With game six of the Eastern Conference Finals upon us, we have a very unique and rare situation. Today the New York Rangers take on the New Jersey Devils, and are down three games to two in the series. They’re fighting for their play-off lives. Eighteen years ago on this very day, the exact same situation.
The difference, of course, is eighteen years ago NHL legend Mark Messier guaranteed a win and secured it with a hat-trick to win game six. The Rangers went on to win the Stanley Cup that year in a seven game series against the Vancouver Canucks. For many people, this is the series that cemented Mark Messier as one of the greatest leaders in all of sports, and possibly the greatest leader ever in hockey.
So what better time than now to announce our new feature: The Greatest Sports Leader of All-Time. This feature series will pit sports leaders against each other for fan votes to determine who really is the greatest leader of all-time. What we need from you is the nominees.
Sure we have a few of our own to put in the hat, but who do you think should be included in this argument? Leave your suggestions in the comments below, or tweet them at us @anpsports. We’re really looking forward to this fun and interactive series, so help us determine the all-time great sports leader!
One of the most important things for a fantasy baseball manager to do is keep your eyes open for deals. Slumping players tend to be great candidates for buy low opportunities.

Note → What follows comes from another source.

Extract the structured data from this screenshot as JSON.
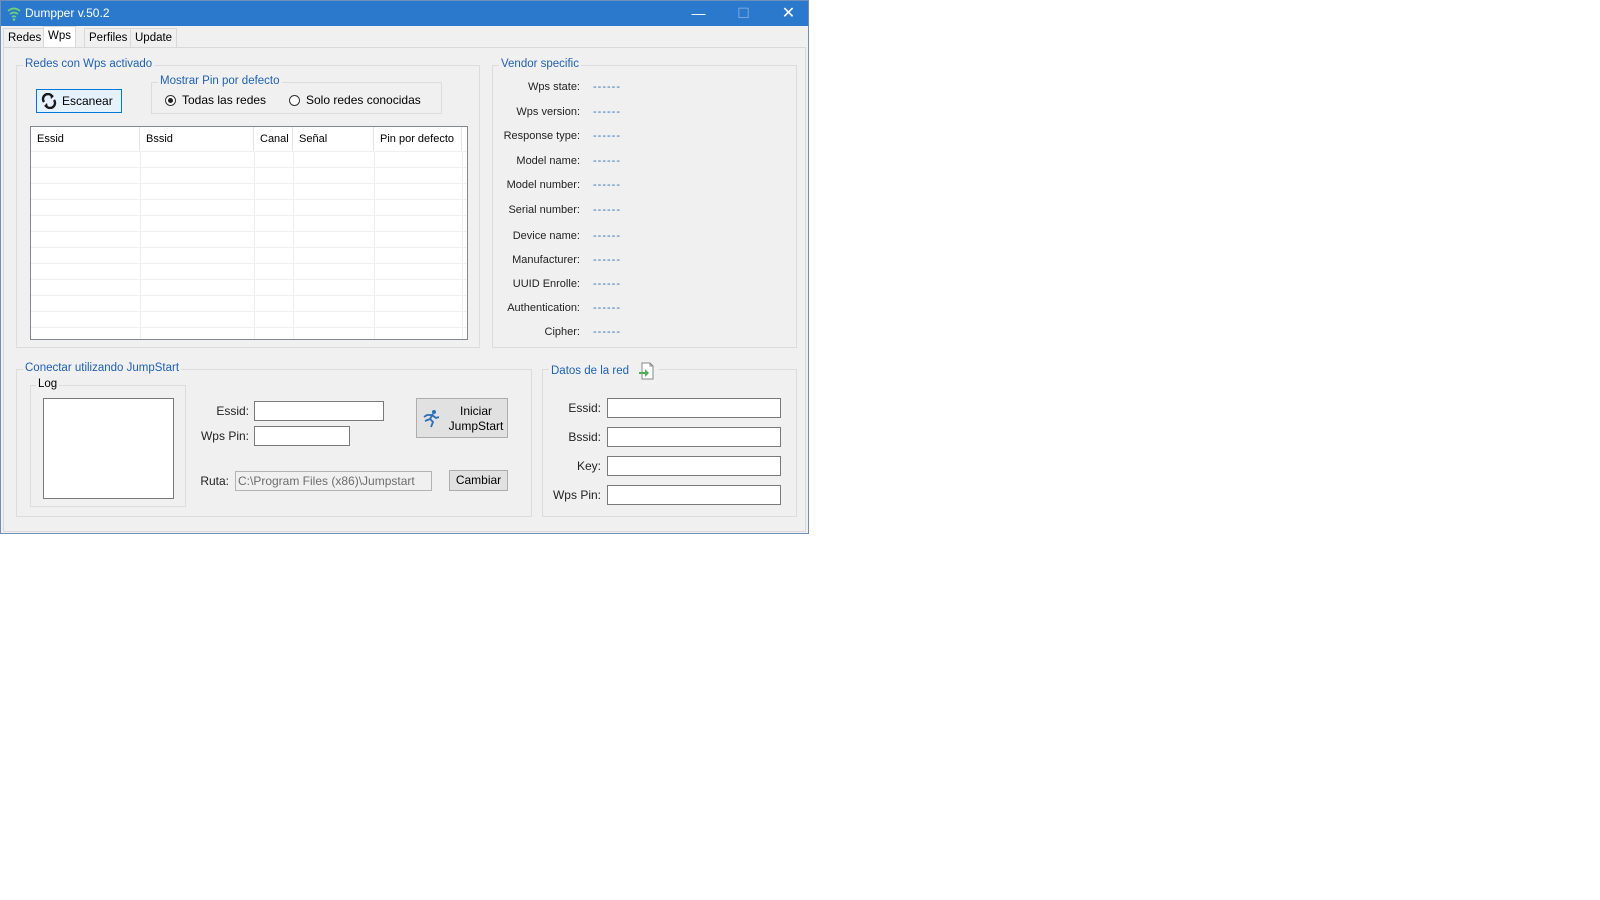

Maybe the player is hurt, maybe his owner doesn’t trust him, or maybe he’s just having a slow start. Regardless, if your team needs a boost a buy-low candidate could pay off in the long run.
But, as with anything, the buy low strategy doesn’t come without its risks. There’s always the possibility the player in question won’t bounce back the way you expect or hope. Sometimes the injuries are just too much to overcome, sometimes the age catches up with you, and sometimes things just don’t work out in your favor.
Such may be the case for struggling slugger Adam Lind. Fantasy owners and the Toronot Blue Jays alike have to be incredibly disappointed in Lind’s performance this season: an average of .186, three home runs, and eleven RBI to date. And that’s only scratching the surface, Lind hasn’t performed at all this season. These stats are coming from a man who has gone from a career high WAR (wins above replacement) of 3.6 in 2009, to a WAR of -0.7 this season. The low WAR is off from his career low of -1.3 in 2010, and is just one of the stats that had some people trying to buy low on Adam Lind.
But things went even worse for Adam Lind and his fantasy owners today as the Blue Jays dropped the slugger to Triple-A in favor of Yan Gomes, who is set to make his major league debut tonight. While this is far from the end of the line for Lind, it is concerning to see a 28 year old struggling this hard to put it together. You have to believe that when Lind does get the call-up, fantasy owners will need to take a wait and see approach before putting in a waiver claim.